For years, Detroit has generally looked to free agency and the trade market for position help. Even if one assumes that Ryan Raburn opens the year in left field or at DH, he'd be one of just two non-rookies in the starting lineup who came up through the system, alongside Brandon Inge.
Barring a change of plans, though, Detroit will have two rookies in the lineup with center fielder Austin Jackson and second baseman Scott Sizemore. The Tigers have a catcher in waiting, a few potential corner outfield options, and they believe they have hope at shortstop in the next couple years.
"If I was going to focus on something to build right now," Dombrowski said, "I want it to be our starting pitching. And we'll fill in the other pieces. But we also have a pretty good core when you talk about a guy like Cabrera. And we're in a position where we have some young position players coming soon -- [Alex] Avila, [Ryan] Strieby, [Brennan] Boesch, [Gustavo] Nunez, those type of kids, and more.
"I know our system hasn't been as regarded because we traded a lot of guys. I happen to think it's a lot stronger than other people do at this point."
The Tigers had to give up Granderson to gain Austin Jackson, but in the process, they freed up some salary space over the next few years to use on Verlander. They gained some more flexibility by trading Edwin Jackson for Scherzer and Schlereth.
Without those moves, it would've been almost impossible to keep Cabrera and Verlander and sign any closer without raising payroll this year over last. As it is, Detroit is on track to have a similar or slightly smaller payroll compared to 2009. Expiring contracts will gain the Tigers more than $50 million worth of space next winter, but at least some of that space goes to Verlander.
The goal going forward is to use free agency to fill some gaps here and there that the farm system can't. The goal is not to use free agents to build a team.
The ultimate goal remains to win. Keeping Verlander was a huge part of that.
"This is something we wanted to do all along," Dombrowski said. "In our own mind, it was really important.
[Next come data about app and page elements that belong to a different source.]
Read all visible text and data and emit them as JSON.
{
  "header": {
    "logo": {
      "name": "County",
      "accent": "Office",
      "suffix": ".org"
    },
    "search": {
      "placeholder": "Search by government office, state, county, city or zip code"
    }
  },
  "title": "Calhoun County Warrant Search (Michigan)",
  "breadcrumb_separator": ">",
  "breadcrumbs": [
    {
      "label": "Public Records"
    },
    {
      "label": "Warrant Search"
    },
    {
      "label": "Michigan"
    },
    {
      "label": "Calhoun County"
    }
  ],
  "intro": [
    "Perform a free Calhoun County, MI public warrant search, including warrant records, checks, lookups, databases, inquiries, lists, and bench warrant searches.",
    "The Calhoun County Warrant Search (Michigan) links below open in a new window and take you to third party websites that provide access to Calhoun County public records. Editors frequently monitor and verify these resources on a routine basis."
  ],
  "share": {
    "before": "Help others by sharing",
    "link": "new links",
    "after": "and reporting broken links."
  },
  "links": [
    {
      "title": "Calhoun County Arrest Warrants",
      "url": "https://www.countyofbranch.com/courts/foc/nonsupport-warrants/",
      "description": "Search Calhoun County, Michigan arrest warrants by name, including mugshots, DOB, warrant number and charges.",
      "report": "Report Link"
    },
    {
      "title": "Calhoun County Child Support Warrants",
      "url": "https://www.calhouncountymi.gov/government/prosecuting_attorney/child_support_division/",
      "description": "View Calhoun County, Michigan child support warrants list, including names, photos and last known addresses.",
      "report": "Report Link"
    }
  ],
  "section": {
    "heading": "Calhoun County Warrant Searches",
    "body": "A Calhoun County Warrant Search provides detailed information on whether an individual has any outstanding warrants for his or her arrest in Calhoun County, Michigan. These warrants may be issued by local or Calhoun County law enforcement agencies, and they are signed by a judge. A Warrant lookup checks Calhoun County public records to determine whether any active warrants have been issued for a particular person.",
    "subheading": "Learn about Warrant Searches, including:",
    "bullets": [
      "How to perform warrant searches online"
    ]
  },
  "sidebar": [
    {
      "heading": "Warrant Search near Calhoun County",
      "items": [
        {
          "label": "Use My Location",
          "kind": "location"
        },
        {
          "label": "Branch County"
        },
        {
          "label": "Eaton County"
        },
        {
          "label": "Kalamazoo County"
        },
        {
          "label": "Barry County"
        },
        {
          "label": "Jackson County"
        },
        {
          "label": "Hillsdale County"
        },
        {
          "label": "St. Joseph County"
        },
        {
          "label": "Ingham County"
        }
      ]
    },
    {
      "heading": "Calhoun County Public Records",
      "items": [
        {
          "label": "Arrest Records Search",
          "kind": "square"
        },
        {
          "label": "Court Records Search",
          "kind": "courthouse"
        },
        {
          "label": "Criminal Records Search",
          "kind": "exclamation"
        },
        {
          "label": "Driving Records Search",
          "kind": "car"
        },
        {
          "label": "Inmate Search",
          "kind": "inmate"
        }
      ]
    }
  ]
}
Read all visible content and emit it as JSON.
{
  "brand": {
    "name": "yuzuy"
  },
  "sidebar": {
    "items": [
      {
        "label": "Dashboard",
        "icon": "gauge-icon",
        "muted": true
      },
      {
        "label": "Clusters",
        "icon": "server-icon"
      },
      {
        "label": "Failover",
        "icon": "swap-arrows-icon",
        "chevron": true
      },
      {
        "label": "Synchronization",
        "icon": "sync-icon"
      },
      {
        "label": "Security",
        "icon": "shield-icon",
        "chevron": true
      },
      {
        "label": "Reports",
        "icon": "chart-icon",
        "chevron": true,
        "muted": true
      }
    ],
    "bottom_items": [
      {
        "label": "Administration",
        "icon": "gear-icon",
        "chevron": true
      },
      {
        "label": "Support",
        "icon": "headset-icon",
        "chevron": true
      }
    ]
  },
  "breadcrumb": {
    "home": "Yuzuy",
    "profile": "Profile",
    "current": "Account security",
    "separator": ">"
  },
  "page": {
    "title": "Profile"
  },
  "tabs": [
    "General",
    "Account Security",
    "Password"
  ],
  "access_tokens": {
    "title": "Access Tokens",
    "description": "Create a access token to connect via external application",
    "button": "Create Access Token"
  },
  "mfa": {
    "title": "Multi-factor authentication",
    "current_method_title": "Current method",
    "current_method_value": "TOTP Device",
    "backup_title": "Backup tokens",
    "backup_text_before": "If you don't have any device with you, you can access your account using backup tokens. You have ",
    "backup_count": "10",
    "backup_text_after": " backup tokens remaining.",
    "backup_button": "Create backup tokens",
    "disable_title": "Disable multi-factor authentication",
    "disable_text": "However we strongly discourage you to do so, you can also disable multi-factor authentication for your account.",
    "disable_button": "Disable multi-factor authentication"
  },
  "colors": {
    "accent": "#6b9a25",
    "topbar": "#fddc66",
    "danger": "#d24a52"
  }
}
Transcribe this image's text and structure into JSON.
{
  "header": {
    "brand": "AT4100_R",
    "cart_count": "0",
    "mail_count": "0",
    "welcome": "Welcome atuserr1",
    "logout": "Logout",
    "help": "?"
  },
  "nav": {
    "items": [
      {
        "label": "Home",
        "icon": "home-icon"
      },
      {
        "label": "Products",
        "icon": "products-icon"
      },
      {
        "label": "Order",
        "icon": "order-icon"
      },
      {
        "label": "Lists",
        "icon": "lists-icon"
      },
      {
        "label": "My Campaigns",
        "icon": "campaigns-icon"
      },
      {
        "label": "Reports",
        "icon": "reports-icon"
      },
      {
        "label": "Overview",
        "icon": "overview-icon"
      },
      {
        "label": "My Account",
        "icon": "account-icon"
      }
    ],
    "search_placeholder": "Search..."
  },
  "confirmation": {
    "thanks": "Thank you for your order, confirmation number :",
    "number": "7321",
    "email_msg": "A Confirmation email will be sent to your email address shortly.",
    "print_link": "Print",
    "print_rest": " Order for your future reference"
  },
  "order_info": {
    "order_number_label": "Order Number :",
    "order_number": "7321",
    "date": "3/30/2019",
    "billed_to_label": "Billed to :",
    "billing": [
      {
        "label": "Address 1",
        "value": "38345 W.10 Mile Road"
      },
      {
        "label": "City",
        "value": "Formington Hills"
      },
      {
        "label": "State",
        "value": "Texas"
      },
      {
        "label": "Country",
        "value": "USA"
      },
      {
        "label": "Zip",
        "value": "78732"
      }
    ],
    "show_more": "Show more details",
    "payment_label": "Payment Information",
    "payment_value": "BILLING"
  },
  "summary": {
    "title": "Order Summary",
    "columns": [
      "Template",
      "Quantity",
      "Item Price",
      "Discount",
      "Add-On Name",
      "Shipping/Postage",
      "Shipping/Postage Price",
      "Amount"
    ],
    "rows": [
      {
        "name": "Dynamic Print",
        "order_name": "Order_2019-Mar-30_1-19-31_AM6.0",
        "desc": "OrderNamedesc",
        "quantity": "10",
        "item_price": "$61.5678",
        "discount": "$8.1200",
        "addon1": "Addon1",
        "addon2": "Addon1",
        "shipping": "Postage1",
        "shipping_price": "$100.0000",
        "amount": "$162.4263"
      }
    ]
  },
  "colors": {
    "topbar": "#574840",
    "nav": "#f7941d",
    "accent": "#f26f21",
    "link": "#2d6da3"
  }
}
We just signed one of the best pitchers in the game of baseball for the next five years."
Jason Beck is a reporter for MLB.com. This story was not subject to the approval of Major League Baseball or its clubs.